to September and a dry season which lasts for three to six months.

There are 2 distinct seasonsthe dry and the wet. The dry season is from
November to April; the wet season occurs during the rest of the year. Regions
in the western part of Luzon, Mindoro Occidental, Negros provinces, and
Palawan have this type of climate.

Type II - No dry season with a very pronounced maximum rain period that occurs in
December and January.

There is no pronounced dry season. Some rains fall throughout the year. The
parts of the Philippines that experience this type of climate include a great
portion of Eastern Mindanao, Catanduanes, Sorsogon, eastern part of Albay
province, and the eastern and northern parts of Camarines Norte and
Camarines
Sur.

Type III - No very pronounced maximum rain period, with a short dry season lasting
from one to three months.

Wet and dry seasons are not pronounced. It is relatively dry from November
to April, and relatively wet during the rest of the year. Regions that fall under
this type include: Southern and Central Cebu, eastern part of Palawan,
western part of Cagayan, Isabela, Nueva Vizcaya, Eastern Mountain
Province, Southern Quezon, Masbate, Romblon, Northern Panay, and
Eastern Negros.

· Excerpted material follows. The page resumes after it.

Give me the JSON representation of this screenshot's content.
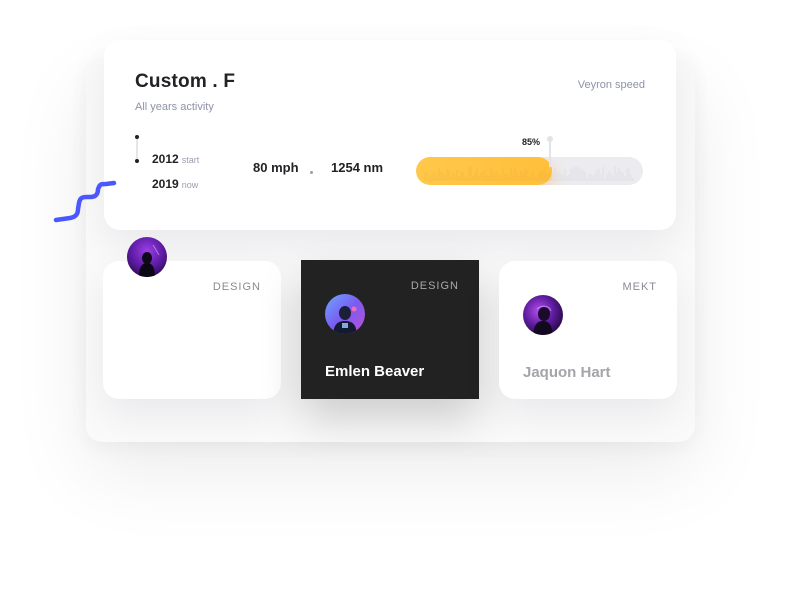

Type IV - Rainfall more or less evenly distributed throughout the year.

Rainfall is more or less evenly distributed throughout the year. The regions
with this type of climate include most of Central, Eastern, and southern
Mindanao, Western Leyte, Northern Cebu, Batanes, Northeastern Luzon,
Southwestern Camarines Norte, western part of Camarines Sur, Albay,
Marinduque, Western Leyte, Northern Cebu, and Bohol.

According to climatologists, climate depends on three factorslatitude, height of the

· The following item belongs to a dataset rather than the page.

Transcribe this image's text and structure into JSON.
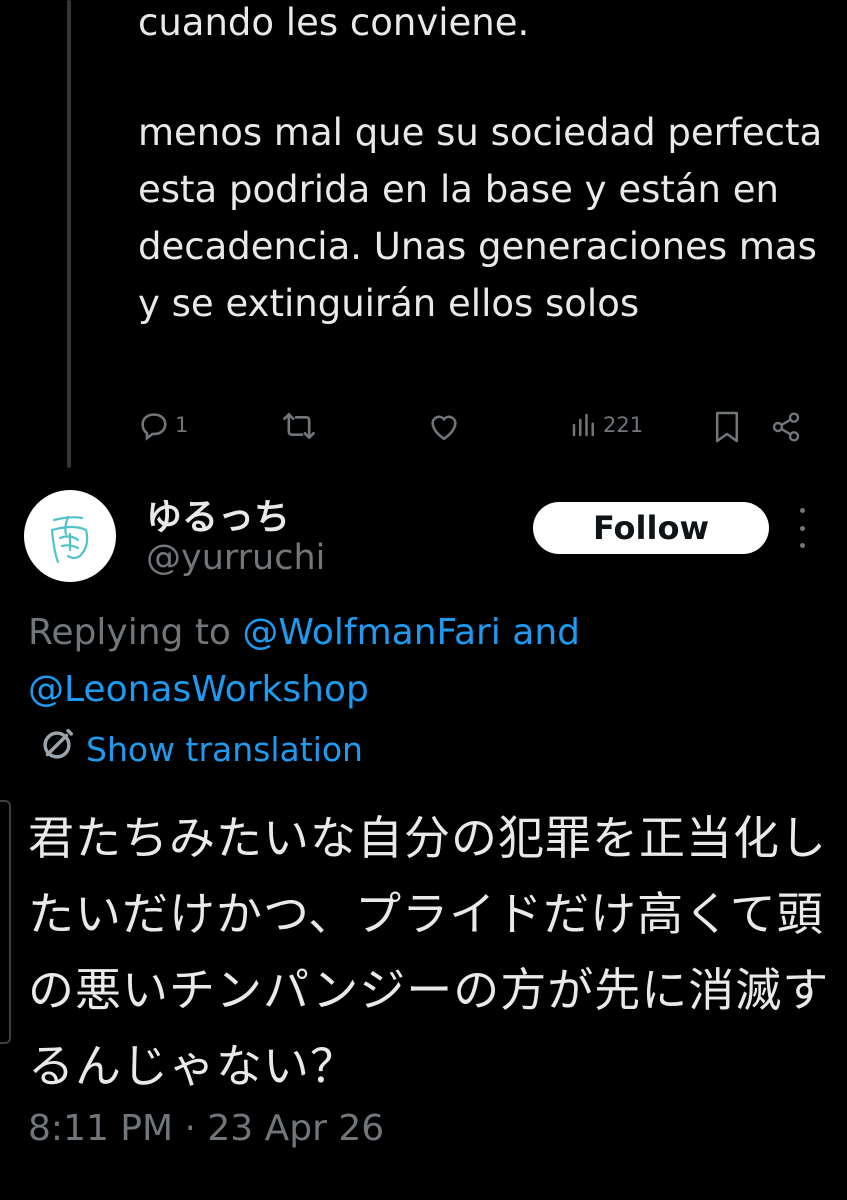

land above sea level (altitude), and land and water forms around the place.
1. LATITUDE. The equator is an imaginary line that divides the earth into the
Northern Hemisphere and Southern Hemisphere. The equator receives direct
sunlight. The temperature in places near the equator is high. The suns rays near or
in the polar regions are weaker for the suns rays to spread at a wider area. This is
why the temperature in polar regions is lower than the temperature in regions near
the
equator.

2. ALTITUDE. Altitude or elevation refers to the height of a place above the sea level.
The climate in high places is cooler than the climate in lowlands. As height
increases, air becomes thinner or less dense. Less dense air cannot hold much heat.
Thus, higher elevation means cooler temperature. For every 1,000 feet in height or
elevation,
the
temperature
drops
by
3.5
degree
Centigrade.
3. BODIES OF WATER. They affect the climate of a place. Places near bodies of
water are cooler than areas surrounded by other land areas. This is because land
absorbs and loses heat quickly, while water absorbs and loses heat slowly.

PAGASA divides the climate of the country into two seasons, using rainfall and temperature as
basis:
Month

Jan

Feb

Mar

Apr

Rainfall
Temperature

Key:

Blue: Rainy
Yellow: Dry

Cool: Green
Hot: Red

May

Jun

Jul

Aug

Sep

Oct

Nov

Dec